Given data |
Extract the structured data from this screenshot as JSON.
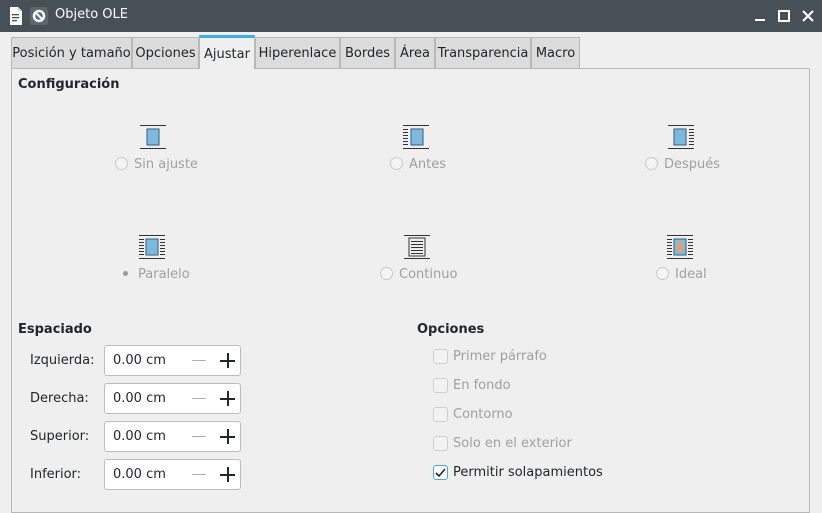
{
  "window": {
    "title": "Objeto OLE"
  },
  "tabs": [
    {
      "label": "Posición y tamaño"
    },
    {
      "label": "Opciones"
    },
    {
      "label": "Ajustar"
    },
    {
      "label": "Hiperenlace"
    },
    {
      "label": "Bordes"
    },
    {
      "label": "Área"
    },
    {
      "label": "Transparencia"
    },
    {
      "label": "Macro"
    }
  ],
  "active_tab": "Ajustar",
  "configuracion": {
    "heading": "Configuración",
    "options": [
      {
        "label": "Sin ajuste",
        "icon": "wrap-none-icon",
        "selected": false
      },
      {
        "label": "Antes",
        "icon": "wrap-before-icon",
        "selected": false
      },
      {
        "label": "Después",
        "icon": "wrap-after-icon",
        "selected": false
      },
      {
        "label": "Paralelo",
        "icon": "wrap-parallel-icon",
        "selected": true
      },
      {
        "label": "Continuo",
        "icon": "wrap-through-icon",
        "selected": false
      },
      {
        "label": "Ideal",
        "icon": "wrap-optimal-icon",
        "selected": false
      }
    ]
  },
  "espaciado": {
    "heading": "Espaciado",
    "fields": [
      {
        "label": "Izquierda:",
        "value": "0.00 cm"
      },
      {
        "label": "Derecha:",
        "value": "0.00 cm"
      },
      {
        "label": "Superior:",
        "value": "0.00 cm"
      },
      {
        "label": "Inferior:",
        "value": "0.00 cm"
      }
    ]
  },
  "opciones": {
    "heading": "Opciones",
    "items": [
      {
        "label": "Primer párrafo",
        "checked": false,
        "enabled": false
      },
      {
        "label": "En fondo",
        "checked": false,
        "enabled": false
      },
      {
        "label": "Contorno",
        "checked": false,
        "enabled": false
      },
      {
        "label": "Solo en el exterior",
        "checked": false,
        "enabled": false
      },
      {
        "label": "Permitir solapamientos",
        "checked": true,
        "enabled": true
      }
    ]
  },
  "colors": {
    "titlebar": "#475057",
    "accent": "#3daee9",
    "icon_fill": "#7fb9dd"
  }
}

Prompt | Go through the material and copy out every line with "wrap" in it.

Task answer |
        "icon": "wrap-none-icon",
        "icon": "wrap-before-icon",
        "icon": "wrap-after-icon",
        "icon": "wrap-parallel-icon",
        "icon": "wrap-through-icon",
        "icon": "wrap-optimal-icon",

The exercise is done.